A Visit to the Dentist: Help your Child Overcome the Fear

A boy at a dentist appointmentAll parents know that taking their children to the dentist is important. It helps keep their oral health in check. It teaches them to take care of their teeth from an early age.

But from a child’s point of view, a visit to the pediatric dentist in Utah can be a scary affair. Walker Pediatric Dentistry knows that the unfamiliar objects and tools in an odd room, as well as a stranger poking a cold instrument into their mouth, are no fun. However, you can make this comfortable for your child in the following ways:

1. Watch your words

The idea of a visit to the dentist is enough to scare a child. Do not make it worse by introducing words such as pain, shot, or hurt. Instead, let the professionals at the clinic use their vocabulary to make your child comfortable in overcoming the difficult situation. The best thing to say to your child is that the pediatric dentist will look for sugar bugs and clean them. If not, they want to count their teeth and check their smile, nothing else.
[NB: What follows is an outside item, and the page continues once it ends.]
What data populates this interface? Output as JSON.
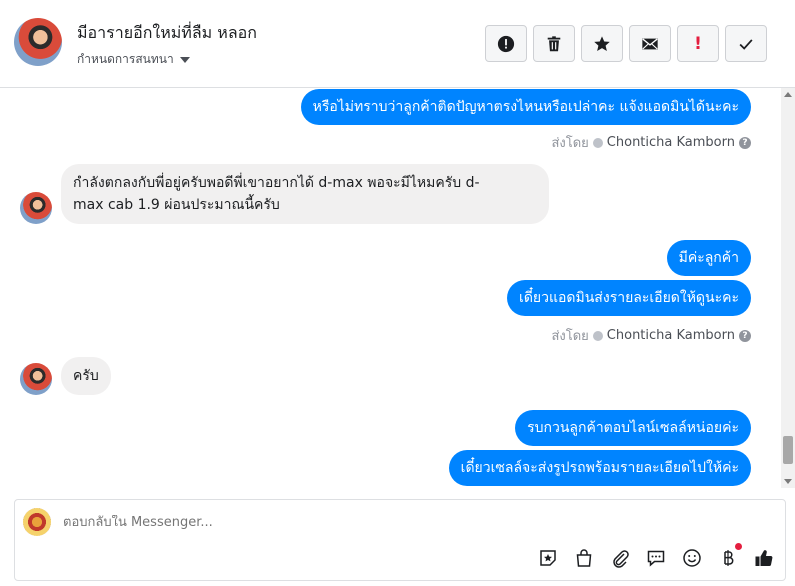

2. Role play the dentist visit

Before your appointment, play pretend with your baby as the doctor or patient or vice versa. All you need during the play is toothbrush and toothpaste. Count their teeth and help clean them. Avoid lining out other tools and instruments as well as drilling noises that might be scary. Get your baby to play doctor and clean the teeth of her dolls to make them familiar and comfortable with the procedure. Additionally, books with graphic pictures can help alleviate the fear in children. It will give them a sense of what to expect.

3. Keep your dental appointments a secret

Always avoid taking your child with you to your own dental visits. You might be already feeling anxious about it without knowing, hence passing on the fear to your child. Also avoid stories about extractions, refills or root canals as they only trigger unnecessary anxiety.

Take not of these tips when taking your child to their first dentist visit. Remember: children’s dental fear is only as strong as parents allow them to be. So, be there for them to make sure they overcome the anxiety.